● Description of the task
Output the records. Match them exactly.

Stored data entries
□ □ □ □
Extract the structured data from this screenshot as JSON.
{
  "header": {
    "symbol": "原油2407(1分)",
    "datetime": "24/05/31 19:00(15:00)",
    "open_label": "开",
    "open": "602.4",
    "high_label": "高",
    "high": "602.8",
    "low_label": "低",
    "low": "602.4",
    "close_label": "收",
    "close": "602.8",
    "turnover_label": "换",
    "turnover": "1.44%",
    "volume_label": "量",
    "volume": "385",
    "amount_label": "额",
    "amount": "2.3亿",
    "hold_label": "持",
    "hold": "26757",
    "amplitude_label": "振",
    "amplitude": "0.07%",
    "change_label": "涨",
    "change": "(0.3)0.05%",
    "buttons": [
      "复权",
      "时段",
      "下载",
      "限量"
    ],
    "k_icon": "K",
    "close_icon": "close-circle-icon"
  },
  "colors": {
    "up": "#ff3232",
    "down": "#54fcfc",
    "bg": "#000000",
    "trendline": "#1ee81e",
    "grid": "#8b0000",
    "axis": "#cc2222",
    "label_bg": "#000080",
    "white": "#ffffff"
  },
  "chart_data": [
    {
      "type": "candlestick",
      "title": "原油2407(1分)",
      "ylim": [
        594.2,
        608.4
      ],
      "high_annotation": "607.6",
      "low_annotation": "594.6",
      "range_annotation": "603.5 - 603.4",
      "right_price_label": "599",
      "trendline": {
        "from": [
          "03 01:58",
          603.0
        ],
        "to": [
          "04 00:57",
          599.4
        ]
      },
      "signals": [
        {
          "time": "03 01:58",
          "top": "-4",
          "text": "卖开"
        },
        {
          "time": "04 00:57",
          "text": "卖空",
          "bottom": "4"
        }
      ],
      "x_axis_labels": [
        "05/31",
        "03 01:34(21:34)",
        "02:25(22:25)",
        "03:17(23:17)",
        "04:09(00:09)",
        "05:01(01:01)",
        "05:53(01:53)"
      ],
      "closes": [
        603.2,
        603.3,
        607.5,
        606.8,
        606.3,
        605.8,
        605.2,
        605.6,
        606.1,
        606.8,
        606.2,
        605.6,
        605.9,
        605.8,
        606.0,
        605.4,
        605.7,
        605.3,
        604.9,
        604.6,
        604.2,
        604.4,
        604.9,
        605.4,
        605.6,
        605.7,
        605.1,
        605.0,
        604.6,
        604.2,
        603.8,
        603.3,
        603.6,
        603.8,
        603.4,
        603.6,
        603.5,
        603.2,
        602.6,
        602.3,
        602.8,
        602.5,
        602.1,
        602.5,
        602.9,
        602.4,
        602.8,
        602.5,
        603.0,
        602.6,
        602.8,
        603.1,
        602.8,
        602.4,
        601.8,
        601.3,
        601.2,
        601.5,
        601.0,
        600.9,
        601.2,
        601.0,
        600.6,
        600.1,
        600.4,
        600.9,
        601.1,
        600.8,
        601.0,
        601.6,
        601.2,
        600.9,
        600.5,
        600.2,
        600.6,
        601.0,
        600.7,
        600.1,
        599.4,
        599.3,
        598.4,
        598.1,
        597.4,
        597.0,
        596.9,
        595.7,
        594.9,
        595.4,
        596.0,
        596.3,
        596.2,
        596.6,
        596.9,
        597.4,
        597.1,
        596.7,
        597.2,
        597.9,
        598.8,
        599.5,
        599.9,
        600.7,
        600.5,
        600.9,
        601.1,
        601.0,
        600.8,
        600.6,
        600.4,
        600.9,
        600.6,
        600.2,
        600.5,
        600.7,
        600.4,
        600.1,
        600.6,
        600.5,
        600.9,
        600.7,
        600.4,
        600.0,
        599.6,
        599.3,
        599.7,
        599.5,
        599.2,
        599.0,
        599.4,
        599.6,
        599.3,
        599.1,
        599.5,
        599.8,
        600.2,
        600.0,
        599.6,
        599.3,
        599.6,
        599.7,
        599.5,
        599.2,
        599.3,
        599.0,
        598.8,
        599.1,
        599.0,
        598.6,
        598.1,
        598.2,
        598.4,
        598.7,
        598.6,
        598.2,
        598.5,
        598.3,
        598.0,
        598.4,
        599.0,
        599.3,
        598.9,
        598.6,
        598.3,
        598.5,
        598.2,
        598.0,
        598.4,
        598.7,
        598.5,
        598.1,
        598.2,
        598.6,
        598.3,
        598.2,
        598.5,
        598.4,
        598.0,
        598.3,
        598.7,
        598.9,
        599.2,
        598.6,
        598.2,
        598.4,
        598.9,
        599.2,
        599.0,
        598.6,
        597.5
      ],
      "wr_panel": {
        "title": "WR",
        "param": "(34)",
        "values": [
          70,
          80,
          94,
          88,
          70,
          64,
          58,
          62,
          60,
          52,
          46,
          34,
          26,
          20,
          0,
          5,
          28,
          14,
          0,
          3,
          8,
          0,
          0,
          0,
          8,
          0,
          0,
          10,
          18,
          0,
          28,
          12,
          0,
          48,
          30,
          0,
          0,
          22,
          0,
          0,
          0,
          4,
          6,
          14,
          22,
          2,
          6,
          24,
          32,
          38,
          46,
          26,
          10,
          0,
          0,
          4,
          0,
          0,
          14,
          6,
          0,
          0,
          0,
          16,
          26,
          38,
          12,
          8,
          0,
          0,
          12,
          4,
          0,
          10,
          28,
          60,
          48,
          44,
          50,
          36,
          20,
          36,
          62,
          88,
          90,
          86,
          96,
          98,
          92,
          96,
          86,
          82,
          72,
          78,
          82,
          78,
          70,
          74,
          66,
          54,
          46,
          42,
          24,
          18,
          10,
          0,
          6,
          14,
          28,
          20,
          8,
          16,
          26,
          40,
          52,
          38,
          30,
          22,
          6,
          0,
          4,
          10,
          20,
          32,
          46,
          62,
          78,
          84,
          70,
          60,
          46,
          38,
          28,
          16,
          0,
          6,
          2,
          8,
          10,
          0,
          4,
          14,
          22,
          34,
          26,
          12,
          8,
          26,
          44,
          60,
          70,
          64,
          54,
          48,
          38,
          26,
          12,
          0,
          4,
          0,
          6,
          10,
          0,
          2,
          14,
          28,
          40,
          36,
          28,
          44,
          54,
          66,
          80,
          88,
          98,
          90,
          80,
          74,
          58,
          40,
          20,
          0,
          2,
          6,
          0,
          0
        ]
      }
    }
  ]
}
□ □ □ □
● Answer for the task
Extract the structured data from this screenshot as JSON.
{
  "header": {
    "symbol": "原油2407(1分)",
    "datetime": "24/05/31 19:00(15:00)",
    "open_label": "开",
    "open": "602.4",
    "high_label": "高",
    "high": "602.8",
    "low_label": "低",
    "low": "602.4",
    "close_label": "收",
    "close": "602.8",
    "turnover_label": "换",
    "turnover": "1.44%",
    "volume_label": "量",
    "volume": "385",
    "amount_label": "额",
    "amount": "2.3亿",
    "hold_label": "持",
    "hold": "26757",
    "amplitude_label": "振",
    "amplitude": "0.07%",
    "change_label": "涨",
    "change": "(0.3)0.05%",
    "buttons": [
      "复权",
      "时段",
      "下载",
      "限量"
    ],
    "k_icon": "K",
    "close_icon": "close-circle-icon"
  },
  "colors": {
    "up": "#ff3232",
    "down": "#54fcfc",
    "bg": "#000000",
    "trendline": "#1ee81e",
    "grid": "#8b0000",
    "axis": "#cc2222",
    "label_bg": "#000080",
    "white": "#ffffff"
  },
  "chart_data": [
    {
      "type": "candlestick",
      "title": "原油2407(1分)",
      "ylim": [
        594.2,
        608.4
      ],
      "high_annotation": "607.6",
      "low_annotation": "594.6",
      "range_annotation": "603.5 - 603.4",
      "right_price_label": "599",
      "trendline": {
        "from": [
          "03 01:58",
          603.0
        ],
        "to": [
          "04 00:57",
          599.4
        ]
      },
      "signals": [
        {
          "time": "03 01:58",
          "top": "-4",
          "text": "卖开"
        },
        {
          "time": "04 00:57",
          "text": "卖空",
          "bottom": "4"
        }
      ],
      "x_axis_labels": [
        "05/31",
        "03 01:34(21:34)",
        "02:25(22:25)",
        "03:17(23:17)",
        "04:09(00:09)",
        "05:01(01:01)",
        "05:53(01:53)"
      ],
      "closes": [
        603.2,
        603.3,
        607.5,
        606.8,
        606.3,
        605.8,
        605.2,
        605.6,
        606.1,
        606.8,
        606.2,
        605.6,
        605.9,
        605.8,
        606.0,
        605.4,
        605.7,
        605.3,
        604.9,
        604.6,
        604.2,
        604.4,
        604.9,
        605.4,
        605.6,
        605.7,
        605.1,
        605.0,
        604.6,
        604.2,
        603.8,
        603.3,
        603.6,
        603.8,
        603.4,
        603.6,
        603.5,
        603.2,
        602.6,
        602.3,
        602.8,
        602.5,
        602.1,
        602.5,
        602.9,
        602.4,
        602.8,
        602.5,
        603.0,
        602.6,
        602.8,
        603.1,
        602.8,
        602.4,
        601.8,
        601.3,
        601.2,
        601.5,
        601.0,
        600.9,
        601.2,
        601.0,
        600.6,
        600.1,
        600.4,
        600.9,
        601.1,
        600.8,
        601.0,
        601.6,
        601.2,
        600.9,
        600.5,
        600.2,
        600.6,
        601.0,
        600.7,
        600.1,
        599.4,
        599.3,
        598.4,
        598.1,
        597.4,
        597.0,
        596.9,
        595.7,
        594.9,
        595.4,
        596.0,
        596.3,
        596.2,
        596.6,
        596.9,
        597.4,
        597.1,
        596.7,
        597.2,
        597.9,
        598.8,
        599.5,
        599.9,
        600.7,
        600.5,
        600.9,
        601.1,
        601.0,
        600.8,
        600.6,
        600.4,
        600.9,
        600.6,
        600.2,
        600.5,
        600.7,
        600.4,
        600.1,
        600.6,
        600.5,
        600.9,
        600.7,
        600.4,
        600.0,
        599.6,
        599.3,
        599.7,
        599.5,
        599.2,
        599.0,
        599.4,
        599.6,
        599.3,
        599.1,
        599.5,
        599.8,
        600.2,
        600.0,
        599.6,
        599.3,
        599.6,
        599.7,
        599.5,
        599.2,
        599.3,
        599.0,
        598.8,
        599.1,
        599.0,
        598.6,
        598.1,
        598.2,
        598.4,
        598.7,
        598.6,
        598.2,
        598.5,
        598.3,
        598.0,
        598.4,
        599.0,
        599.3,
        598.9,
        598.6,
        598.3,
        598.5,
        598.2,
        598.0,
        598.4,
        598.7,
        598.5,
        598.1,
        598.2,
        598.6,
        598.3,
        598.2,
        598.5,
        598.4,
        598.0,
        598.3,
        598.7,
        598.9,
        599.2,
        598.6,
        598.2,
        598.4,
        598.9,
        599.2,
        599.0,
        598.6,
        597.5
      ],
      "wr_panel": {
        "title": "WR",
        "param": "(34)",
        "values": [
          70,
          80,
          94,
          88,
          70,
          64,
          58,
          62,
          60,
          52,
          46,
          34,
          26,
          20,
          0,
          5,
          28,
          14,
          0,
          3,
          8,
          0,
          0,
          0,
          8,
          0,
          0,
          10,
          18,
          0,
          28,
          12,
          0,
          48,
          30,
          0,
          0,
          22,
          0,
          0,
          0,
          4,
          6,
          14,
          22,
          2,
          6,
          24,
          32,
          38,
          46,
          26,
          10,
          0,
          0,
          4,
          0,
          0,
          14,
          6,
          0,
          0,
          0,
          16,
          26,
          38,
          12,
          8,
          0,
          0,
          12,
          4,
          0,
          10,
          28,
          60,
          48,
          44,
          50,
          36,
          20,
          36,
          62,
          88,
          90,
          86,
          96,
          98,
          92,
          96,
          86,
          82,
          72,
          78,
          82,
          78,
          70,
          74,
          66,
          54,
          46,
          42,
          24,
          18,
          10,
          0,
          6,
          14,
          28,
          20,
          8,
          16,
          26,
          40,
          52,
          38,
          30,
          22,
          6,
          0,
          4,
          10,
          20,
          32,
          46,
          62,
          78,
          84,
          70,
          60,
          46,
          38,
          28,
          16,
          0,
          6,
          2,
          8,
          10,
          0,
          4,
          14,
          22,
          34,
          26,
          12,
          8,
          26,
          44,
          60,
          70,
          64,
          54,
          48,
          38,
          26,
          12,
          0,
          4,
          0,
          6,
          10,
          0,
          2,
          14,
          28,
          40,
          36,
          28,
          44,
          54,
          66,
          80,
          88,
          98,
          90,
          80,
          74,
          58,
          40,
          20,
          0,
          2,
          6,
          0,
          0
        ]
      }
    }
  ]
}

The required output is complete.